As Tesla explained, once Models 3 and Y hit their strides, the company became production-constrained, rather than demand-constrained—in other words, it could sell cars as fast as it could make them, even at high prices. Under these circumstances, simple business sense eliminated Tesla’s incentive to lower prices. Meanwhile, the legacy automakers, due in part to the famous Innovator’s Dilemma, still had little interest in selling EVs.
So, at this point—circa two or three years ago—the biggest constraint on EV adoption was the fact that only Tesla was selling the things in any volume, and it couldn’t be expected to transform the world’s transportation system all alone. Fast-forward to the present day, and this constraint has largely been eliminated. Several automakers have set up shop as Tesla competitors, and are now not only producing a larger selection of electric models, but actively marketing them.
Another set of constraints has been dealt with—automakers are now keen to produce EVs, and consumers are keen to buy them. The price differential with legacy vehicles is still too large for lower-income buyers, but thanks to a combination of higher gas prices, greater consumer awareness, and just higher prices in general, more affluent drivers are willing to pay premium prices to go electric.

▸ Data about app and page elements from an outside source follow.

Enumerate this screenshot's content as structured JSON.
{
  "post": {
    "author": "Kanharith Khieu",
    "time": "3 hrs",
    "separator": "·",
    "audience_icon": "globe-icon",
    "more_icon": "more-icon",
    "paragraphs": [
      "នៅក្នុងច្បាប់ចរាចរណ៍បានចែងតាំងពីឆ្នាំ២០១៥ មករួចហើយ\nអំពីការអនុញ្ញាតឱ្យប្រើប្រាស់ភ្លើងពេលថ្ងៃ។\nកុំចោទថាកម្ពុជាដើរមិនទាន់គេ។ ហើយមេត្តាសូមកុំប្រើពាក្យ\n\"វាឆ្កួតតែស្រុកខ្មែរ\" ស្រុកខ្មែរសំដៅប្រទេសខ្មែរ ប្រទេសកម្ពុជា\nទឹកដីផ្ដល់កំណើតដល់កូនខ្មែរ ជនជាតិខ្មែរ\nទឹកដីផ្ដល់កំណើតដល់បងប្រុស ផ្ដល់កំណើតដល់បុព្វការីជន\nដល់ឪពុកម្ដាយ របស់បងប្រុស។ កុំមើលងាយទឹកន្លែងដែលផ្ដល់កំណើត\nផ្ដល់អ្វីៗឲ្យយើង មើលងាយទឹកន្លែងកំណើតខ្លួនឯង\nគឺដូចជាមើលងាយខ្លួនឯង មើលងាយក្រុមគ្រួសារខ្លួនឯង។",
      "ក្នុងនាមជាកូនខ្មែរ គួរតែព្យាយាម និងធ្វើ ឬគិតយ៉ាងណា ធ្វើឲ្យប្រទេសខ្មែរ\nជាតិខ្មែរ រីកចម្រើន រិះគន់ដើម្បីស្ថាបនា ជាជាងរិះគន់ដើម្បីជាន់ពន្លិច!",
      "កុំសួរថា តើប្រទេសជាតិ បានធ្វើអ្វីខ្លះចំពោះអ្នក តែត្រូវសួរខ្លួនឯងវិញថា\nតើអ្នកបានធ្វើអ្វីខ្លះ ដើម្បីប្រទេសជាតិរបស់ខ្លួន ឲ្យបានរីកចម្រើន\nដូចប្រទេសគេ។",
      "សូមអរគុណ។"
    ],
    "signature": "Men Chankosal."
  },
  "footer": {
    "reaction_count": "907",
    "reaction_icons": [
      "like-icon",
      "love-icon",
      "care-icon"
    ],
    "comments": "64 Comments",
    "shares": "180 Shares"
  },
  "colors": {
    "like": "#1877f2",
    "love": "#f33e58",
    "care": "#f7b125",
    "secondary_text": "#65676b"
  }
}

As one barrier falls, another comes into view, and now all automakers are finding themselves to be production-constrained, as anyone who has recently tried to order a new EV can attest. This is a temporary situation—the large automakers have access to plenty of capital, and the more forward-looking among them are converting production lines to build EVs, and planning to build gigafactories to secure battery supplies. Within a year or so, they should be able to whittle down the waiting lists.
So, what now? Many industry observers believe that raw materials represent the next major obstacle to the EV transition—and this roadblock may require much more time to clear.
As Dr. Qichao Hu, founder and CEO of Massachusetts-based battery maker SES, recently told Charged, “It takes about 2 years to build a new battery gigafactory, but it takes at least 8 years (sometimes more than 10 years) to build a new lithium mine.”
Contrary to the flood of silly articles warning that lithium will become “the new oil,” there’s plenty of the light white stuff—it’s the 25th most abundant element in the Earth’s crust, and it’s found on every continent. The problem is not availability, but the time required to scale up production. “Most of the large producing lithium mines around the world already have their offtakes committed to 2026, and the other junior mines have yet to go through exploration, feasibility, permits, and are many years away from production,” says Dr. Hu.
Other critical materials also face shortages. Commodities analysts are sounding warnings about graphite, a critical mineral for battery anodes. Again, there’s plenty of graphite out there, but the supply chain for battery-grade graphite isn’t adequate to meet the surging demand. Benchmark Mineral Intelligence predicts that a looming graphite shortage could “push out the timeline for wider integration of electric vehicles.”
Two more pending pain points are nickel and cobalt. Tesla has been sounding the alarm about nickel for some time—last year, it signed a deal with BHP, the world’s largest nickel miner to obtain sustainably-produced nickel from Australia. In January, the automaker inked an agreement with Talon Nickel to buy quantities of the metal from a mine the company is building in Minnesota.
Tesla and other automakers are also working around the issues with nickel and cobalt by using alternative battery chemistries that use iron and phosphate, which have more stable and lower prices, instead of the more volatile Ni and C.
Other OEMs, such as Rivian, GM and BMW, are also paying much more attention to their battery supply chains these days, and some are following Tesla’s example and moving to secure sources of raw materials. Automakers that take a proactive approach to address the raw materials constraints may well enjoy a competitive advantage in the EV-dominated market of the near future.
Written by: Charles Morris